- _PROBLEM_
Copy every entry precisely.
----
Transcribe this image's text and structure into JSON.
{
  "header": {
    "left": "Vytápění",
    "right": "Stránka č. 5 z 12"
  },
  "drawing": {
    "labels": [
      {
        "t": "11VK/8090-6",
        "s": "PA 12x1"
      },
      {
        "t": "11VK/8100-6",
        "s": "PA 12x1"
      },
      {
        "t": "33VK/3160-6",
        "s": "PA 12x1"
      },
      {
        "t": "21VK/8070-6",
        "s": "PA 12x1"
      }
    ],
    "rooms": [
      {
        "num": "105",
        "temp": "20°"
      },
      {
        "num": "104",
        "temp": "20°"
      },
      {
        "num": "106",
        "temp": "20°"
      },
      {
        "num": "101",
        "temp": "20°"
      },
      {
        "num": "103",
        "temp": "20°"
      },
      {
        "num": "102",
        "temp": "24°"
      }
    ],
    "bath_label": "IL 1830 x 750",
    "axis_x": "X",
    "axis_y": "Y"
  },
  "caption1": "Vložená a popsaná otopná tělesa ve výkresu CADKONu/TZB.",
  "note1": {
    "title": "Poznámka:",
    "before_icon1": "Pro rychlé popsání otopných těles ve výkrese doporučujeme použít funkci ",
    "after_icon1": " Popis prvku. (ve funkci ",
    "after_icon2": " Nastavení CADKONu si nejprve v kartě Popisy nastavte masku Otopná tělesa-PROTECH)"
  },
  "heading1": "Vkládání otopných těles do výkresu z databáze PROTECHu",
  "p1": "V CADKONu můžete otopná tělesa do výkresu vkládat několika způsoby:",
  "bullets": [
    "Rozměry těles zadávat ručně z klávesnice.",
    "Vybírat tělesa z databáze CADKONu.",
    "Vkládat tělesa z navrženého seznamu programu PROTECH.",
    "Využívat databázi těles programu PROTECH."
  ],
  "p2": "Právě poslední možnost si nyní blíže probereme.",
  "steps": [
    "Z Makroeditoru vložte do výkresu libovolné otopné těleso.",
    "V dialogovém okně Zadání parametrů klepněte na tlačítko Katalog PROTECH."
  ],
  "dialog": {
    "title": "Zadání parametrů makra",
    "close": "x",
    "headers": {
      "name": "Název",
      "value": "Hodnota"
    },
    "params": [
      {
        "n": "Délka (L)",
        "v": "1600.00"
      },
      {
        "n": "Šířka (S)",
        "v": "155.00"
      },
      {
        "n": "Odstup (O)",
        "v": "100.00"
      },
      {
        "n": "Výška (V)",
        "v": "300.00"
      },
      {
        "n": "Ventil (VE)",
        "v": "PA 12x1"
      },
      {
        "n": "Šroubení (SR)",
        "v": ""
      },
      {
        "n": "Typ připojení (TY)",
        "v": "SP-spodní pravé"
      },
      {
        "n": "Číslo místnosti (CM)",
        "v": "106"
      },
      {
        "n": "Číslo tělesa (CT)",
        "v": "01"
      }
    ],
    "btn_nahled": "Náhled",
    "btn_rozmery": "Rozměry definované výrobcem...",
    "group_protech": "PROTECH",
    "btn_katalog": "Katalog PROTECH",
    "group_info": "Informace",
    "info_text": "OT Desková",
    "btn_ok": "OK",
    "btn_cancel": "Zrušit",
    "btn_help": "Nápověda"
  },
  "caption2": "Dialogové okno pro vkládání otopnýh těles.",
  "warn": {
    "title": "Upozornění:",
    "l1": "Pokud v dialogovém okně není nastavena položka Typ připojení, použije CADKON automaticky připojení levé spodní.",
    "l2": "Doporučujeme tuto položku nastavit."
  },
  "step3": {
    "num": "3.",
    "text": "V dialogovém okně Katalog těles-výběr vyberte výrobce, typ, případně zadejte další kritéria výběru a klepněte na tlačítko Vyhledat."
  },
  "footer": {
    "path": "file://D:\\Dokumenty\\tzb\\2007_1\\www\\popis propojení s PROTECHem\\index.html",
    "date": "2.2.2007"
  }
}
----
- _OUTPUT FOR THIS EXERCISE_
Transcribe this image's text and structure into JSON.
{
  "header": {
    "left": "Vytápění",
    "right": "Stránka č. 5 z 12"
  },
  "drawing": {
    "labels": [
      {
        "t": "11VK/8090-6",
        "s": "PA 12x1"
      },
      {
        "t": "11VK/8100-6",
        "s": "PA 12x1"
      },
      {
        "t": "33VK/3160-6",
        "s": "PA 12x1"
      },
      {
        "t": "21VK/8070-6",
        "s": "PA 12x1"
      }
    ],
    "rooms": [
      {
        "num": "105",
        "temp": "20°"
      },
      {
        "num": "104",
        "temp": "20°"
      },
      {
        "num": "106",
        "temp": "20°"
      },
      {
        "num": "101",
        "temp": "20°"
      },
      {
        "num": "103",
        "temp": "20°"
      },
      {
        "num": "102",
        "temp": "24°"
      }
    ],
    "bath_label": "IL 1830 x 750",
    "axis_x": "X",
    "axis_y": "Y"
  },
  "caption1": "Vložená a popsaná otopná tělesa ve výkresu CADKONu/TZB.",
  "note1": {
    "title": "Poznámka:",
    "before_icon1": "Pro rychlé popsání otopných těles ve výkrese doporučujeme použít funkci ",
    "after_icon1": " Popis prvku. (ve funkci ",
    "after_icon2": " Nastavení CADKONu si nejprve v kartě Popisy nastavte masku Otopná tělesa-PROTECH)"
  },
  "heading1": "Vkládání otopných těles do výkresu z databáze PROTECHu",
  "p1": "V CADKONu můžete otopná tělesa do výkresu vkládat několika způsoby:",
  "bullets": [
    "Rozměry těles zadávat ručně z klávesnice.",
    "Vybírat tělesa z databáze CADKONu.",
    "Vkládat tělesa z navrženého seznamu programu PROTECH.",
    "Využívat databázi těles programu PROTECH."
  ],
  "p2": "Právě poslední možnost si nyní blíže probereme.",
  "steps": [
    "Z Makroeditoru vložte do výkresu libovolné otopné těleso.",
    "V dialogovém okně Zadání parametrů klepněte na tlačítko Katalog PROTECH."
  ],
  "dialog": {
    "title": "Zadání parametrů makra",
    "close": "x",
    "headers": {
      "name": "Název",
      "value": "Hodnota"
    },
    "params": [
      {
        "n": "Délka (L)",
        "v": "1600.00"
      },
      {
        "n": "Šířka (S)",
        "v": "155.00"
      },
      {
        "n": "Odstup (O)",
        "v": "100.00"
      },
      {
        "n": "Výška (V)",
        "v": "300.00"
      },
      {
        "n": "Ventil (VE)",
        "v": "PA 12x1"
      },
      {
        "n": "Šroubení (SR)",
        "v": ""
      },
      {
        "n": "Typ připojení (TY)",
        "v": "SP-spodní pravé"
      },
      {
        "n": "Číslo místnosti (CM)",
        "v": "106"
      },
      {
        "n": "Číslo tělesa (CT)",
        "v": "01"
      }
    ],
    "btn_nahled": "Náhled",
    "btn_rozmery": "Rozměry definované výrobcem...",
    "group_protech": "PROTECH",
    "btn_katalog": "Katalog PROTECH",
    "group_info": "Informace",
    "info_text": "OT Desková",
    "btn_ok": "OK",
    "btn_cancel": "Zrušit",
    "btn_help": "Nápověda"
  },
  "caption2": "Dialogové okno pro vkládání otopnýh těles.",
  "warn": {
    "title": "Upozornění:",
    "l1": "Pokud v dialogovém okně není nastavena položka Typ připojení, použije CADKON automaticky připojení levé spodní.",
    "l2": "Doporučujeme tuto položku nastavit."
  },
  "step3": {
    "num": "3.",
    "text": "V dialogovém okně Katalog těles-výběr vyberte výrobce, typ, případně zadejte další kritéria výběru a klepněte na tlačítko Vyhledat."
  },
  "footer": {
    "path": "file://D:\\Dokumenty\\tzb\\2007_1\\www\\popis propojení s PROTECHem\\index.html",
    "date": "2.2.2007"
  }
}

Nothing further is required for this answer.